He was awarded Optica’s David Richardson Medal, the Adolph Lomb Medal of the Optical Society of America, an Alfred P. Sloan Research Fellowship in Physics, and a National Science Foundation Faculty Early Career Development Award. In addition, he was named a Fellow of the Optical Society of America in 1999. He lives on Cape Cod, Massachusetts, with his wife and has four grown children.
Optica is at the very least a community. For some, the experience is so intimate that it might even be considered a family. The health of a community—or a family—is at least in part determined by the health of the individual members. But I would argue it’s more than that. The community itself can be strong or weak, vibrant or flaccid, alive or dead. And surely its health is also indicated by its external impact. Strong communities make a difference to people outside of the community.
I am excited to play a part in continuously improving the health of the Optica community. But how can we tell whether our health is improving or not? Peter Drucker said, “If you can’t measure it, you can’t improve it.” In optics, our minds immediately go to the frustration we would feel trying to polish a lens or mirror without a good test plate or Fizeau interferometer.
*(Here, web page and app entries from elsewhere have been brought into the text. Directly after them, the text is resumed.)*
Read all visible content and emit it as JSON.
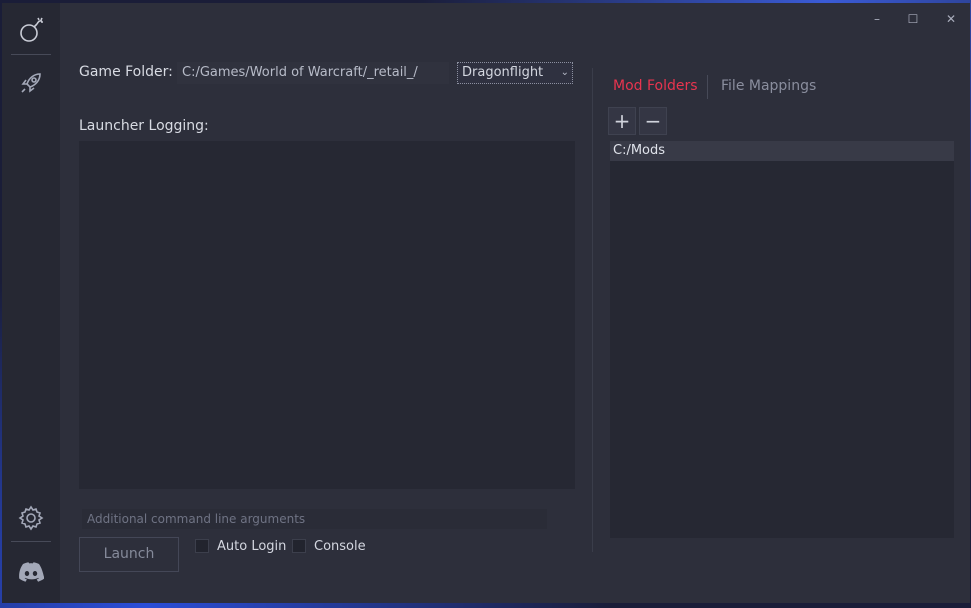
{
  "window": {
    "controls": {
      "minimize": "–",
      "maximize": "☐",
      "close": "✕"
    }
  },
  "sidebar": {
    "items": [
      {
        "name": "mods",
        "icon": "bomb-icon"
      },
      {
        "name": "launcher",
        "icon": "rocket-icon"
      },
      {
        "name": "settings",
        "icon": "gear-icon"
      },
      {
        "name": "discord",
        "icon": "discord-icon"
      }
    ]
  },
  "left_panel": {
    "game_folder_label": "Game Folder:",
    "game_folder_value": "C:/Games/World of Warcraft/_retail_/",
    "flavor_selected": "Dragonflight",
    "logging_label": "Launcher Logging:",
    "args_placeholder": "Additional command line arguments",
    "launch_label": "Launch",
    "auto_login_label": "Auto Login",
    "console_label": "Console"
  },
  "right_panel": {
    "tabs": [
      {
        "label": "Mod Folders",
        "active": true
      },
      {
        "label": "File Mappings",
        "active": false
      }
    ],
    "add_label": "+",
    "remove_label": "−",
    "mod_folders": [
      "C:/Mods"
    ]
  },
  "colors": {
    "accent": "#e8344f",
    "window_bg": "#2d2f3b",
    "sidebar_bg": "#262833",
    "inactive_tab": "#8a8e9e"
  }
}
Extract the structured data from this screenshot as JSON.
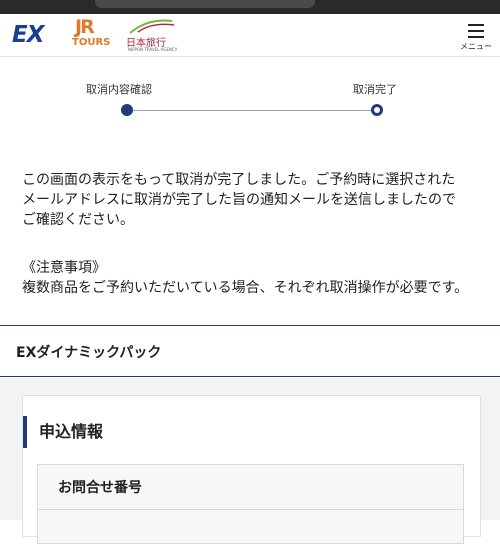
{
  "header": {
    "logo_ex": "EX",
    "logo_jr": "JR",
    "logo_tours": "TOURS",
    "logo_nta": "日本旅行",
    "logo_nta_sub": "NIPPON TRAVEL AGENCY",
    "menu_label": "メニュー"
  },
  "progress": {
    "steps": [
      {
        "label": "取消内容確認",
        "state": "done"
      },
      {
        "label": "取消完了",
        "state": "current"
      }
    ]
  },
  "message": {
    "lines": [
      "この画面の表示をもって取消が完了しました。ご予約時に選択された",
      "メールアドレスに取消が完了した旨の通知メールを送信しましたので",
      "ご確認ください。"
    ]
  },
  "notice": {
    "title": "《注意事項》",
    "text": "複数商品をご予約いただいている場合、それぞれ取消操作が必要です。"
  },
  "product": {
    "name": "EXダイナミックパック"
  },
  "application": {
    "heading": "申込情報",
    "inquiry_label": "お問合せ番号"
  },
  "colors": {
    "brand_navy": "#1e3d7a",
    "ex_blue": "#1b3f8f",
    "jr_orange": "#e0782a",
    "nta_red": "#b0263a"
  }
}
Measuring the health of a business is pretty straightforward. Financial metrics rule. You’ve got to see growth of both the top line (revenue) and the bottom line (profit). Growth of revenue without profit is useless. And growth of profit without revenue is almost never sustainable.
But what about measuring the health of Optica? What metrics should we focus on? For a community like ours, I believe the membership count is like revenue, and the impact we have is like profit. Just as revenue growth is a no-brainer for businesses, so is membership growth for Optica. If we’re not adding to our numbers, we’re probably not as healthy as we should be.
Impact, or the bottom line, is a little more subtle. Impact should be measurable for each of the three beneficiaries of a healthy community listed above: the individual members, the community itself and people outside of the community.
Are Optica members truly benefiting from Optica? Are their careers advancing more rapidly? Are they learning new things, and being inspired to develop, invent and create new ideas, theories or products?
How about the community itself? Are we connecting more globally than ever before? Are we growing more intimate? Are we blurring the lines that seem to be naturally drawn by geographic borders, gender and professional affiliation—or even making them transparent?
Finally, how is Optica impacting society outside of our community? Are we making it easier for great science to be done that will benefit people for generations to come? Are we facilitating the creation of great companies and helping established companies to thrive?
I am eager to work with Optica leaders, staff and members to refine the metrics for improving the health of our society. Having served on Optica’s Board of Directors, several councils including OIDA, several awards committees, and several conference committees, and having co-chaired a number of Optica conferences, including FiO-LS and OFC, I believe I have the experience to find new and more effective ways to review and assess these metrics, and to set the right priorities which enable us to act on what we’ve learned.
Document Created: 1 Jan 0001
Last Updated: 1 Jan 0001